_DATA PROVIDED_

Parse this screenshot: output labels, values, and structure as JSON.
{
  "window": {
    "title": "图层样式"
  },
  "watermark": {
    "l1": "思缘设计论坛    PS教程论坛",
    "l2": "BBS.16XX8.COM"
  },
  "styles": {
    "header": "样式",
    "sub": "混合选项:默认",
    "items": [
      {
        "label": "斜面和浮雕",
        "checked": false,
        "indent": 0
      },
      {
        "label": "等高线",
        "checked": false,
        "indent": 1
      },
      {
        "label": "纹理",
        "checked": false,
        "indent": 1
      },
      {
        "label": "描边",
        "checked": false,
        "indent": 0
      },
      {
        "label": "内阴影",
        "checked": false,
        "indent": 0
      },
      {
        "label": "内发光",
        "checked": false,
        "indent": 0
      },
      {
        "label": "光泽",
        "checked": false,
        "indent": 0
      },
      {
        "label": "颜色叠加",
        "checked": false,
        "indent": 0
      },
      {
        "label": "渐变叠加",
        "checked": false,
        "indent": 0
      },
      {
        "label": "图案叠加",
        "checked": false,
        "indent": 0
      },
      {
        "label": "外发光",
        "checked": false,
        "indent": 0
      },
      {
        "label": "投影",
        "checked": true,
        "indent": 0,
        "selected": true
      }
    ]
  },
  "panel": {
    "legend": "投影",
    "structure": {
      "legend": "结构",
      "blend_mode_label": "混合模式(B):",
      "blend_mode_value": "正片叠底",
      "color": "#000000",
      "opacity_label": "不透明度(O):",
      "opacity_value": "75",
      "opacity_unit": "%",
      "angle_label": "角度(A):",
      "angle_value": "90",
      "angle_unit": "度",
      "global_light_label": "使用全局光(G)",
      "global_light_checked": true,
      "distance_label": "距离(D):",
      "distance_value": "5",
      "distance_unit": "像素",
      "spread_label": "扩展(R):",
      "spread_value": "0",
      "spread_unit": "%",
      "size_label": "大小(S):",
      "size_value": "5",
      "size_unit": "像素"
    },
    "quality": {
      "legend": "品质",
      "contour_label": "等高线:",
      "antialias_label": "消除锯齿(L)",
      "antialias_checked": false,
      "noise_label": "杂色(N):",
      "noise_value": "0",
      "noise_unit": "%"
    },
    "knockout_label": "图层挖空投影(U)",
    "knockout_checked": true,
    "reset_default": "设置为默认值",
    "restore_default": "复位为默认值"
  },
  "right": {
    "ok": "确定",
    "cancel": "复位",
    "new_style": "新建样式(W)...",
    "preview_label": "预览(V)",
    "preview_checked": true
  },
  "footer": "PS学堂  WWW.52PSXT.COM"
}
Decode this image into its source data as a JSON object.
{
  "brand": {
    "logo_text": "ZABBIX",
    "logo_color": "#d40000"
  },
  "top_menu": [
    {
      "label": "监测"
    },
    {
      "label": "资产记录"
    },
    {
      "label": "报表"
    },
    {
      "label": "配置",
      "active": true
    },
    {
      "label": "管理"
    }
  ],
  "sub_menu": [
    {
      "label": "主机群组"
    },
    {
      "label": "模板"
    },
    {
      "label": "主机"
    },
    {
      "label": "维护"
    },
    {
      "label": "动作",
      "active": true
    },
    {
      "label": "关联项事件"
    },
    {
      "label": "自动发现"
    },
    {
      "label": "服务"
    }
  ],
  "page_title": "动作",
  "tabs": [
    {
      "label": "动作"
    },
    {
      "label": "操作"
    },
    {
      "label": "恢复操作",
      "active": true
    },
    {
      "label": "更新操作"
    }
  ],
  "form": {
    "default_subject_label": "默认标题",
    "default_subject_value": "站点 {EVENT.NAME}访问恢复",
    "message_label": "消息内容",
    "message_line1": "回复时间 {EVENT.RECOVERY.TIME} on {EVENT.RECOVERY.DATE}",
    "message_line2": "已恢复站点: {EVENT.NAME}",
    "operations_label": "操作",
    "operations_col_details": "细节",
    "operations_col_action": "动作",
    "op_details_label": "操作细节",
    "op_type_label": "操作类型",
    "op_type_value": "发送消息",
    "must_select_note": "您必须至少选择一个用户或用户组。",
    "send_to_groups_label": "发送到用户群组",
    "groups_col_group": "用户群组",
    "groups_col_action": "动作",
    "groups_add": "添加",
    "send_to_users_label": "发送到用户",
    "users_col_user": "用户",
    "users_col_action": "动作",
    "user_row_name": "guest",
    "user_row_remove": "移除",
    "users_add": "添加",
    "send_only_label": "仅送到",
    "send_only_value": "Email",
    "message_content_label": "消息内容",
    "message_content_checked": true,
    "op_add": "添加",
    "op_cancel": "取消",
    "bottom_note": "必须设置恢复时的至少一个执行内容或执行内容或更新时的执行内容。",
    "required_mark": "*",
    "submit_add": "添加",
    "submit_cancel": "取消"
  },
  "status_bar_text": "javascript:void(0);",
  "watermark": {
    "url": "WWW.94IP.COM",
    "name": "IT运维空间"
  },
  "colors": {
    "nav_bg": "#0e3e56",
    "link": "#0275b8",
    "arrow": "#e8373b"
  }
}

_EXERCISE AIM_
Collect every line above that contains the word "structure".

_ANSWER BELOW_
Parse this screenshot: output labels, values, and structure as JSON.
    "structure": {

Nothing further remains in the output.